Income for a two-income family:
Total Income $5,800
Credit cards $300
Child Care $65
Children Sports $100
Eating out $800
TOTAL PLANNED EXPENSES: $4,590
What surprised me the most of the expense of eating out. I would make changes the expense of eating out. My budget would change if I moved in that I would have to find different housing and have to find different daycare. Taxes and cost of living are different in each state so, another budget would have to be made.
Cross, Miriam. The Power of Living Within Your Means. Millennial Money. April 1, 2018. Kiplinger’s Personal Finance.Weygandt, J., Kimmel, P. & Kieso, D. (2015). Accounting principles (12th ed.). Hoboken, NJ: John Wiley & Sons, Inc.
3. Sarah Mcconnell posted Mar 11, 2018 4:02 PM
A budget is the finance and or quantitative term of company plans and procedures to be followed in the long-term. Budgeting is being prepared of the budgets and other policies for the control of the business enterprise, coordination and planning. Also, budgets are more brief and precise duration of time. It is the main goal in opposites of the actuals that is being distinguished. Although, the main meaning of budget is the activities that is being controlled.
What surprised you, if anything, in the budget(s) that you prepared?
After making the budget, I was shocked of how much money went out for wants like cable, eating out, entertainment and shopping to the grocery store. We should be able to have plenty of leftover cash in order to have good savings.
What process did you use in making your personal budget?
“Track your spending using a spreadsheet or a budgeting tool, breaking your monthly expenses info a few categories (such as housing, entertainment, debts and savings). Then impose limits based on you spending history and monthly income.” (Build Wealth for a Lifetime, 2016). I used the process from the above article.
What changes, if any, would you make in the personal activities that are under your control, based on the budget(s) that you prepared?
I usually would start cooking meals again as when I went back a few months, I have noticed we had a lot more cash left over when I was cooking all the meals. In this case, I can make a menu again and stick to it. Besides from cooking, cutting cable out will work as well as it would save more money a month that can go towards savings.
How would your budget change if next month you had to move to a different state?
Cost of living would change and my current salary may not afford the same luxuries as I move. Shipping, gas, hotel and insurance costs can also pile up pretty rapidly. It can drain my bank account as moving requires quite a few upfront expenses. Also, adding security deposits for renting and starting utilities in my new home.
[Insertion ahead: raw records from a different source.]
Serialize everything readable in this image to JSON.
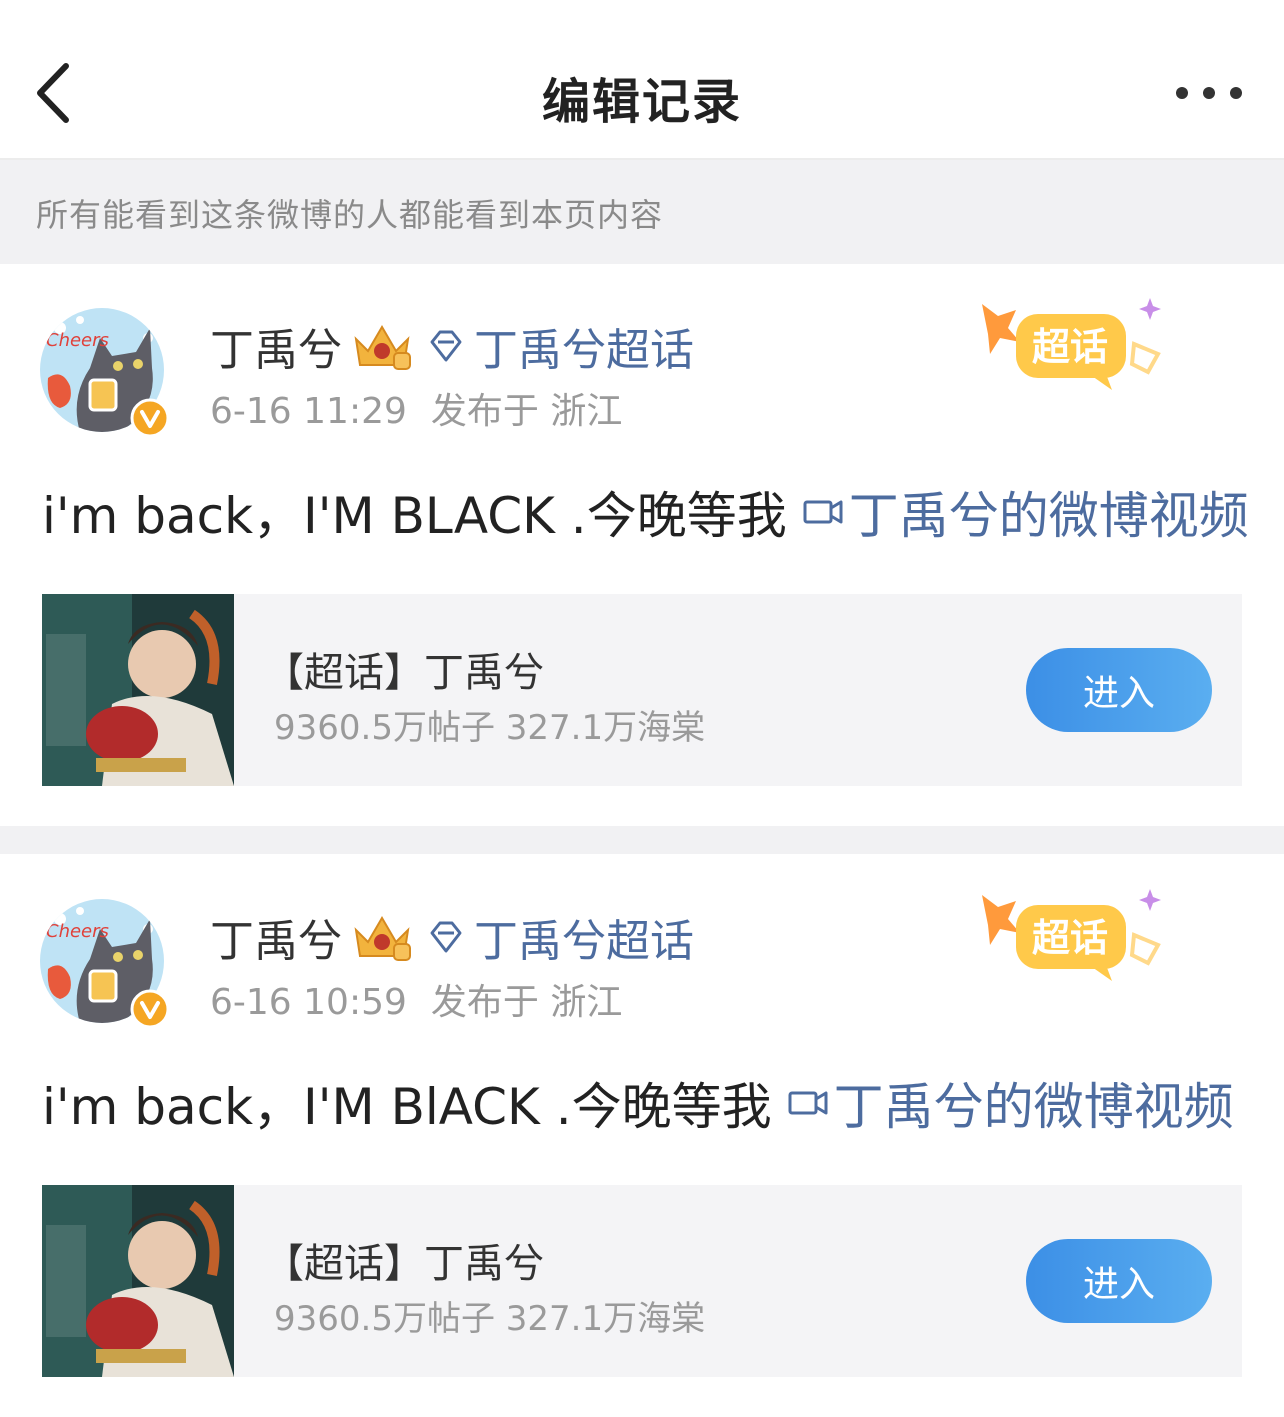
{
  "nav": {
    "title": "编辑记录",
    "back_icon": "chevron-left-icon",
    "more_icon": "more-dots-icon"
  },
  "notice": "所有能看到这条微博的人都能看到本页内容",
  "posts": [
    {
      "username": "丁禹兮",
      "topic_link": "丁禹兮超话",
      "time": "6-16 11:29",
      "location": "发布于 浙江",
      "text": "i'm back，I'M BLACK .今晚等我",
      "video_link": "丁禹兮的微博视频",
      "badge": "超话",
      "card": {
        "title": "【超话】丁禹兮",
        "stats": "9360.5万帖子 327.1万海棠",
        "button": "进入"
      }
    },
    {
      "username": "丁禹兮",
      "topic_link": "丁禹兮超话",
      "time": "6-16 10:59",
      "location": "发布于 浙江",
      "text": "i'm back，I'M BlACK .今晚等我",
      "video_link": "丁禹兮的微博视频",
      "badge": "超话",
      "card": {
        "title": "【超话】丁禹兮",
        "stats": "9360.5万帖子 327.1万海棠",
        "button": "进入"
      }
    }
  ],
  "colors": {
    "link": "#4d6c9f",
    "button_start": "#3c8fe6",
    "button_end": "#5aaef0",
    "verified": "#f5a623",
    "badge": "#ffc94a"
  }
}
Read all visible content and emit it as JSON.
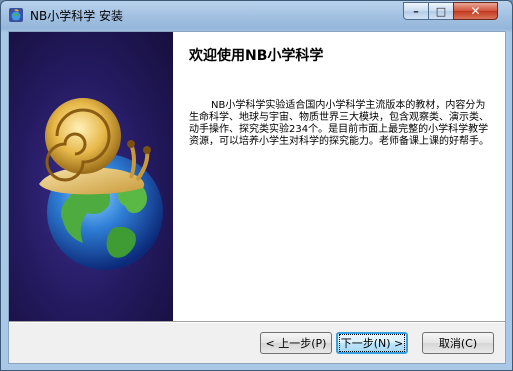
{
  "window": {
    "title": "NB小学科学 安装",
    "controls": {
      "minimize": "–",
      "maximize": "□",
      "close": "✕"
    }
  },
  "icons": [
    "app-icon",
    "snail-icon",
    "globe-icon"
  ],
  "content": {
    "heading": "欢迎使用NB小学科学",
    "description": "NB小学科学实验适合国内小学科学主流版本的教材，内容分为生命科学、地球与宇宙、物质世界三大模块，包含观察类、演示类、动手操作、探究类实验234个。是目前市面上最完整的小学科学教学资源，可以培养小学生对科学的探究能力。老师备课上课的好帮手。"
  },
  "buttons": {
    "back": "< 上一步(P)",
    "next": "下一步(N) >",
    "cancel": "取消(C)"
  },
  "colors": {
    "banner": "#23195e",
    "accent": "#39a0e0"
  }
}
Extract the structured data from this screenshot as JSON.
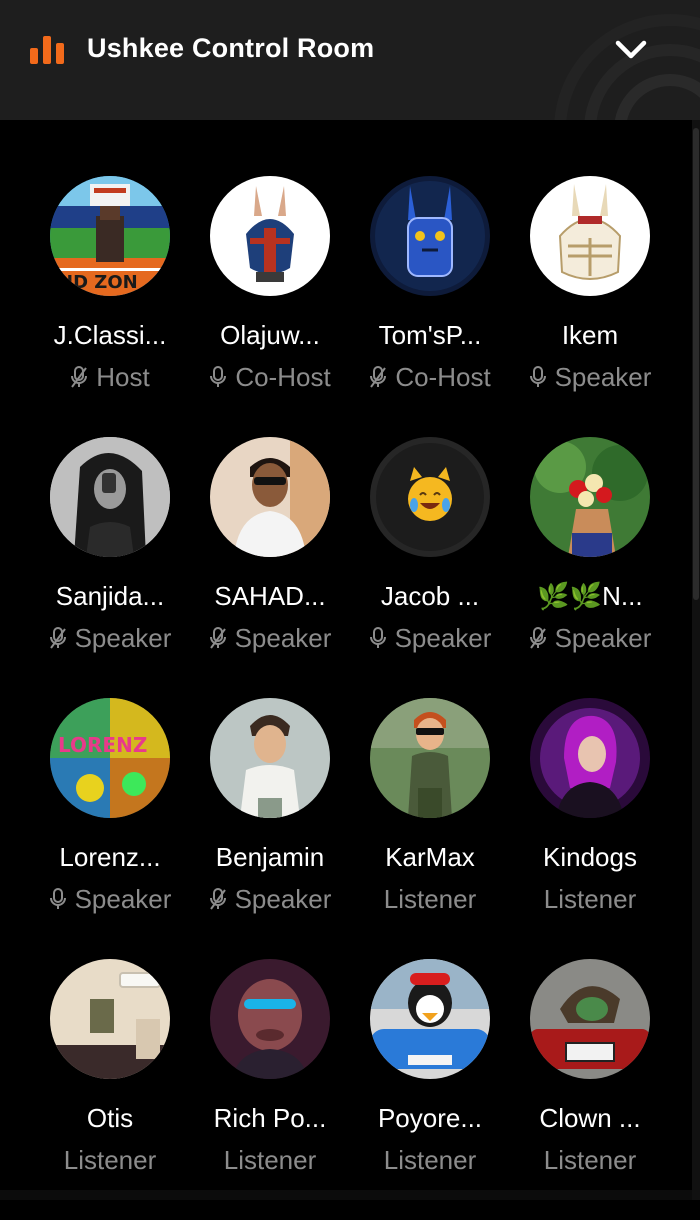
{
  "header": {
    "title": "Ushkee Control Room",
    "accent_color": "#f26a1b",
    "icon": "bar-chart-icon",
    "collapse_icon": "chevron-down-icon"
  },
  "participants": [
    {
      "name": "J.Classi...",
      "role": "Host",
      "mic": "muted"
    },
    {
      "name": "Olajuw...",
      "role": "Co-Host",
      "mic": "on"
    },
    {
      "name": "Tom'sP...",
      "role": "Co-Host",
      "mic": "muted"
    },
    {
      "name": "Ikem",
      "role": "Speaker",
      "mic": "on"
    },
    {
      "name": "Sanjida...",
      "role": "Speaker",
      "mic": "muted"
    },
    {
      "name": "SAHAD...",
      "role": "Speaker",
      "mic": "muted"
    },
    {
      "name": "Jacob ...",
      "role": "Speaker",
      "mic": "on"
    },
    {
      "name": "🌿🌿N...",
      "role": "Speaker",
      "mic": "muted"
    },
    {
      "name": "Lorenz...",
      "role": "Speaker",
      "mic": "on"
    },
    {
      "name": "Benjamin",
      "role": "Speaker",
      "mic": "muted"
    },
    {
      "name": "KarMax",
      "role": "Listener",
      "mic": "none"
    },
    {
      "name": "Kindogs",
      "role": "Listener",
      "mic": "none"
    },
    {
      "name": "Otis",
      "role": "Listener",
      "mic": "none"
    },
    {
      "name": "Rich Po...",
      "role": "Listener",
      "mic": "none"
    },
    {
      "name": "Poyore...",
      "role": "Listener",
      "mic": "none"
    },
    {
      "name": "Clown ...",
      "role": "Listener",
      "mic": "none"
    }
  ]
}
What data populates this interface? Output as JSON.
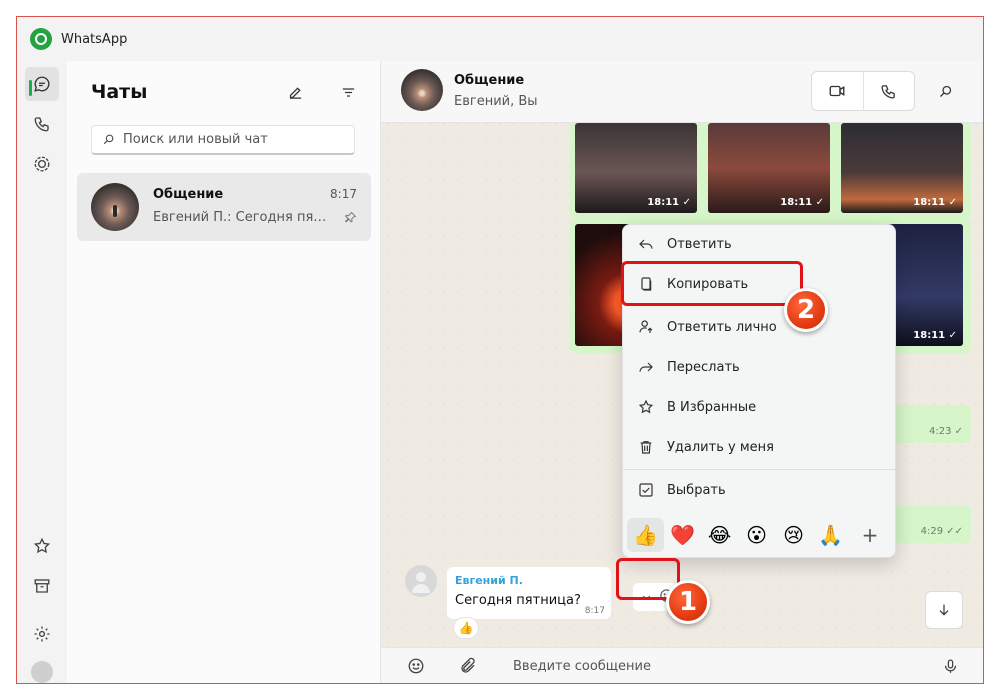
{
  "app": {
    "title": "WhatsApp"
  },
  "sidebar": {
    "title": "Чаты",
    "search_placeholder": "Поиск или новый чат",
    "chat_item": {
      "name": "Общение",
      "time": "8:17",
      "preview": "Евгений П.: Сегодня пятница?"
    }
  },
  "chat": {
    "name": "Общение",
    "participants": "Евгений, Вы",
    "photos_row1_times": [
      "18:11 ✓",
      "18:11 ✓",
      "18:11 ✓"
    ],
    "photos_row2_time": "18:11 ✓",
    "photos_row2_time_right": "18:11 ✓",
    "outgoing_times": [
      "4:23 ✓",
      "4:29 ✓✓"
    ],
    "incoming": {
      "sender": "Евгений П.",
      "text": "Сегодня пятница?",
      "time": "8:17",
      "reaction": "👍"
    },
    "composer_placeholder": "Введите сообщение"
  },
  "context_menu": {
    "items": [
      {
        "label": "Ответить",
        "icon": "reply-icon"
      },
      {
        "label": "Копировать",
        "icon": "copy-icon"
      },
      {
        "label": "Ответить лично",
        "icon": "reply-private-icon"
      },
      {
        "label": "Переслать",
        "icon": "forward-icon"
      },
      {
        "label": "В Избранные",
        "icon": "star-icon"
      },
      {
        "label": "Удалить у меня",
        "icon": "trash-icon"
      },
      {
        "label": "Выбрать",
        "icon": "checkbox-icon"
      }
    ],
    "emojis": [
      "👍",
      "❤️",
      "😂",
      "😮",
      "😢",
      "🙏"
    ],
    "more": "+"
  },
  "annotations": {
    "step1": "1",
    "step2": "2"
  },
  "colors": {
    "accent": "#1fa855",
    "highlight": "#e0121a",
    "outgoing_bubble": "#d6f5c8"
  }
}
In overall, it is crucial to save in advance and a make budget.
Build Wealth for a Lifetime. (2016). “Kiplinger’s Personal Finance, 70(4). 24.
Weygandt, J.J., Kimmel, P.D. & Kieso, D.E. (2015). “Accounting Principles.” (12th ed.). Hoboken, NJ: John Wiley & Sons, Inc.